The new People Tool allows users to define face recognition parameters so that you can easily find photos by faces. The Places view provides a visualized map of where photos were taken – based on Geolocation data or Geo Tags. You can also manually drag photos to an integrated Google Map. Organize photos by People, Places, or Events using various types of tagging. The Places area will automatically geotag your photos if you took them with a Cell Phone or Camera that has GPS capabilities.
Depending on your user level you can choose between Quick, Guided, and Expert mode. This uniformed interface is available in both Photoshop and Premiere elements. The interface looks a lot more plainer and vanilla this time out.
This may be one of the first times that I’ve ever worked with a photo application where the pre-canned quick filters really do a decent job of cleaning up photos.
Refine Edge is now available in Photoshop Elements for masking. There is a new Pandora effect that automatically gives your video the appearance of being on Pandora from Avatar. While the Pandora effect works surprisingly well, who is this feature for?
Once you are done editing your photos and videos, of course you can export to numerous different social networks and online services including the standards – YouTube, Facebook, Vimeo, etc.
I did not spend as much time in Premiere Elements for this year’s review. But the Time Remapping workspace was kind of neat. Using this new feature you can easily play with time in your video – think fast or slow motion.This was in last year’s version but you had to select a whole clip to get it to work, now it’s been more refined. You now have more granular control.
This year’s version of Elements really is the best version yet. Is it worth an upgrade from last years version?
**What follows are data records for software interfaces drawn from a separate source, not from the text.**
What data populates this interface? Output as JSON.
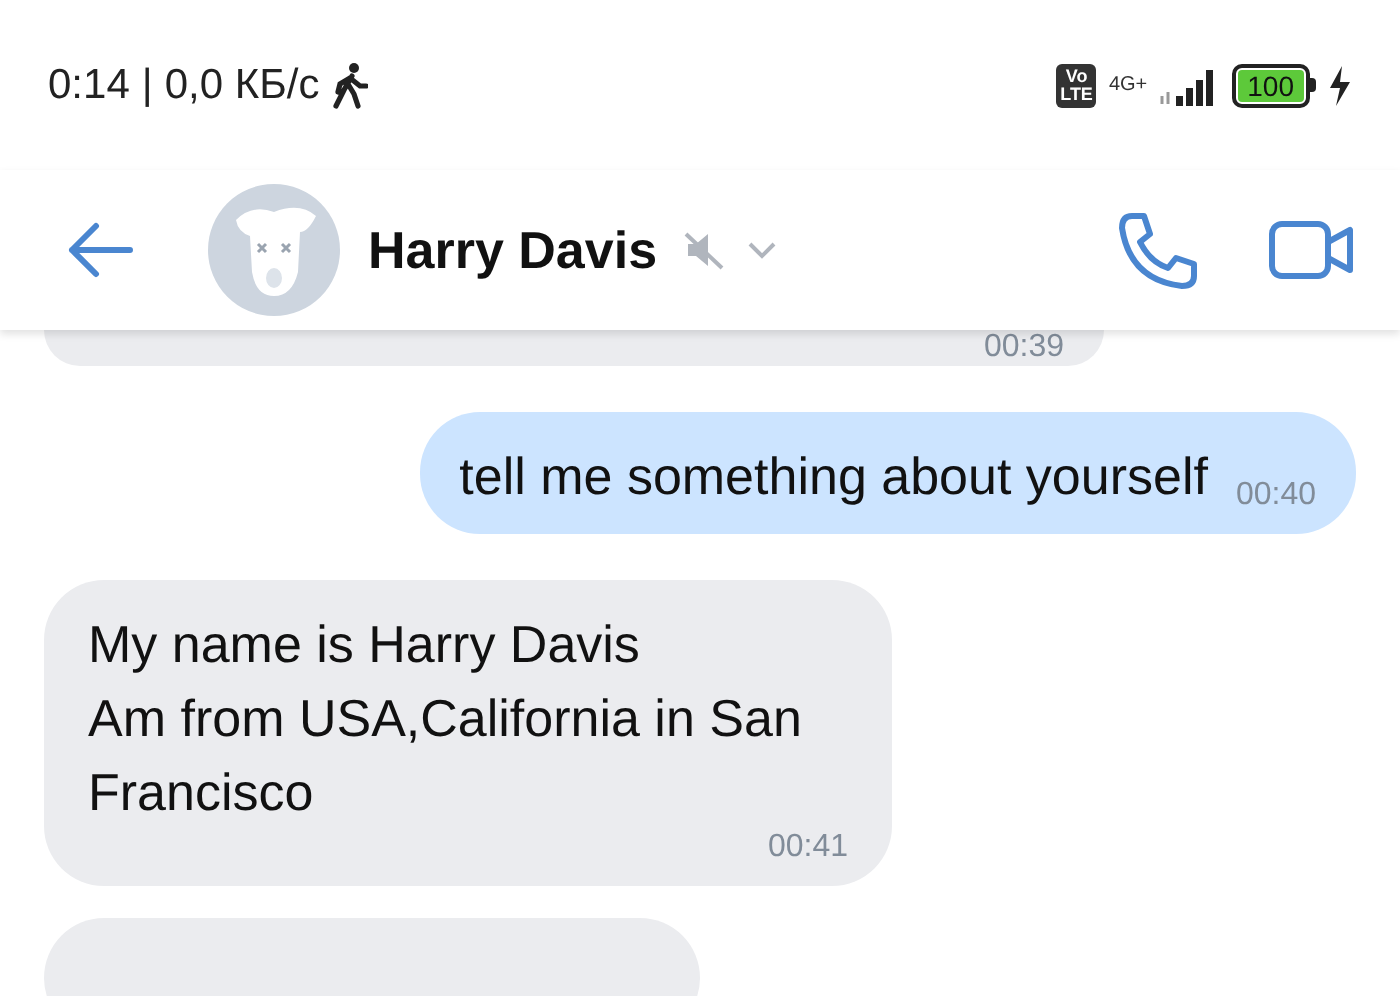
{
  "status_bar": {
    "time": "0:14",
    "separator": "|",
    "speed": "0,0 КБ/с",
    "network_badge": "Vo\nLTE",
    "network_type": "4G+",
    "battery": "100"
  },
  "header": {
    "name": "Harry Davis",
    "muted": true
  },
  "messages": [
    {
      "kind": "incoming",
      "time": "00:39"
    },
    {
      "kind": "outgoing",
      "text": "tell me something about yourself",
      "time": "00:40"
    },
    {
      "kind": "incoming",
      "text": "My name is Harry Davis\nAm from USA,California in San Francisco",
      "time": "00:41"
    },
    {
      "kind": "incoming"
    }
  ]
}
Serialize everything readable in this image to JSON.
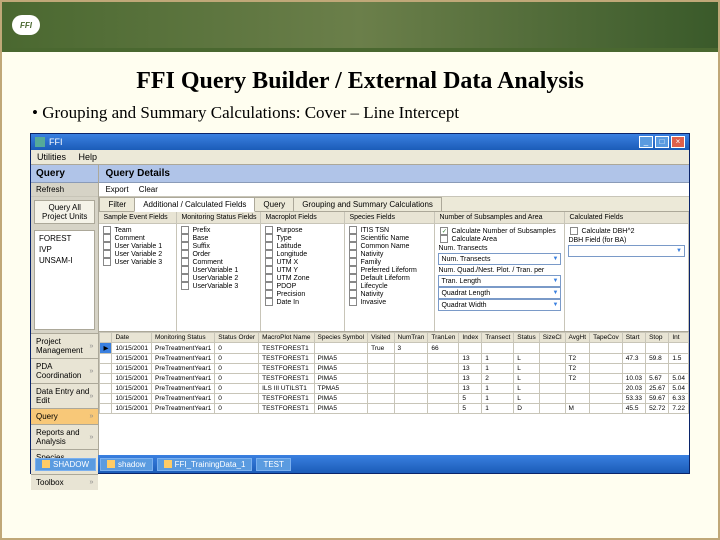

I don’t think so, but it is a lot easier to use and a bit more snappier. This does feel like an incremental and not a revolutionary update.